The “Final Solution” of the Jewish Question refers to the German Nazis’ plan to address the “Jewish problem” through systematic relocation and later extermination of Jews during World War II. The extermination of 6 million Jews in the Nazi Holocaust was the product of a complex labyrinth of social, political, economic and military courses of action, which coalesced in Hitler’s Germany.
Slowly, however, there has emerged an outline of events, decisions, motivations and realities, which permit at least an historical understanding of what took place between 1932 and 1945. It was the intent of the German Reich to eliminate Jews from their Europe.
Two historical schools of thought have emerged around the question of the origins of “The Final Solution” (German, Enloesung)- the decision to completely obliterate European Jewry. The debate has formed in terms of “internationalists” versus “functionalists.” The “internationalists” have argued that it was Hitler’s intention from the beginning (even before his rise to power) to exterminate the Jews and that the war with Russia was a pretext for that undertaking, at the very least, an integral part of it. Based on his avowed anti-Semitism as early as Mein Kampf (1923) and his early statements (1939) that Jews would be completely destroyed if they plunged Germany into another world war, these historians have taken the view that all decisions, political and military, were made with an eye to the ultimate extermination of the Jews. The other point of view, espoused by the “functionalists,” has argued that the “Final Solution” was decided upon only after many failed attempts to force Jews to emigrate from Germany and that the closure of possible destinations by the rest of the world combined with the logistical problems of such a massive deportation “forced” the “Final Solution” into existence. Further, these scholars suggest, Hitler’s style of leadership, his demand for total loyalty from his subordinates (fuhrerprinzip) and the paranoia they engendered, caused subordinate SS agencies to come up with the final solution in early 1942. Whichever school of thought is true, we know that the plans for the final solution were formulated at the Wannsee Conference.
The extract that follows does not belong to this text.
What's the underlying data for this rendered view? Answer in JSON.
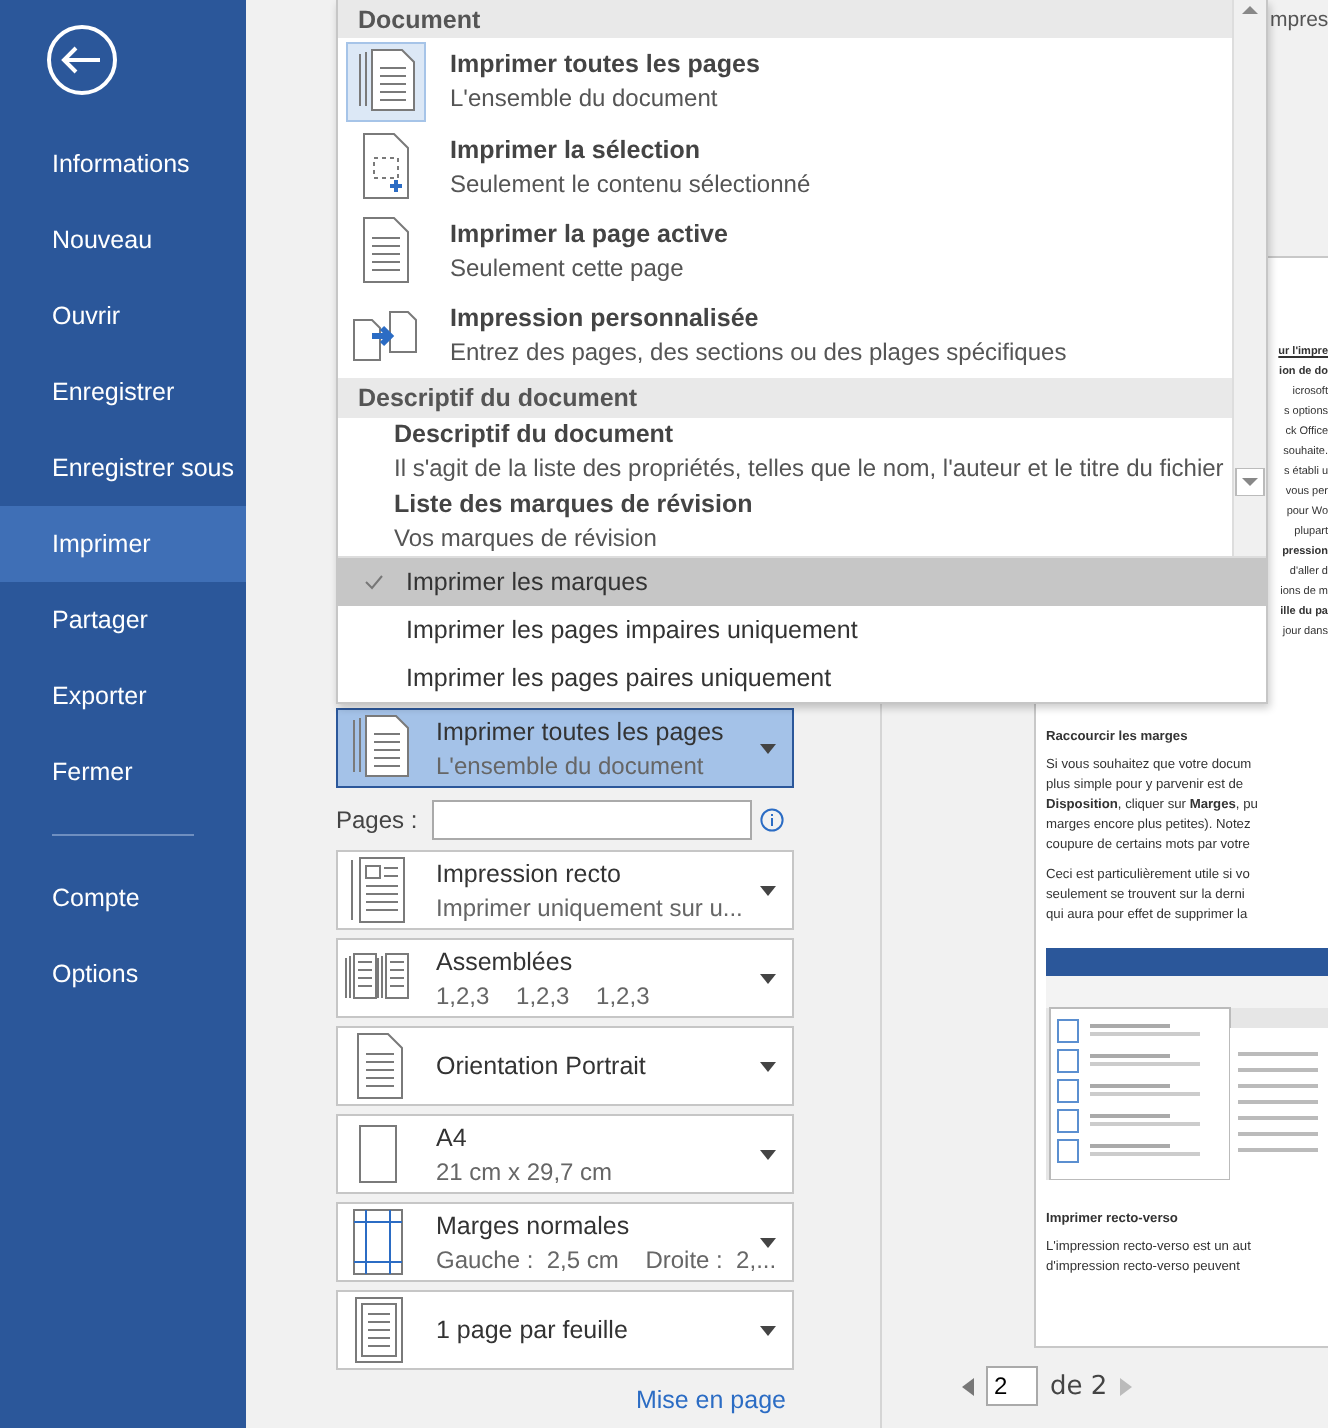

On January, 20, 1942, Reinhard Heydrich, Himmler’s second in command of the SS, convened the Wannsee Conference in Berlin with 15 top Nazi bureaucrats to coordinate the Final Solution in which the Nazis would attempt to exterminate the entire Jewish population of Europe, an estimated 11 million persons. Heydrich told the assembled senior civil servants of his appointment as Plenipotentiary for the Preparation of the Final Solution of the European Jewish Question. Heydrich went on to tell the conference that Goering had asked to see a ‘draft project’ of this ‘final solution.’ Heydrich told the conference attendees that in the course of the practical implementation of the ‘final solution,’ Europe would be combed from West to East. This conference set in motion the plan to eliminate the European Jews.
In a February 26, 1942, letter to German diplomat Martin Luther, Reinhard Heydrich follows up on the Wannsee Conference by asking Luther for administrative assistance in the implementation of the "Endlösung der Judenfrage" (Final Solution to the Jewish Question).
Originally from here
Posted on Shalom Adventure by: Brenda Miller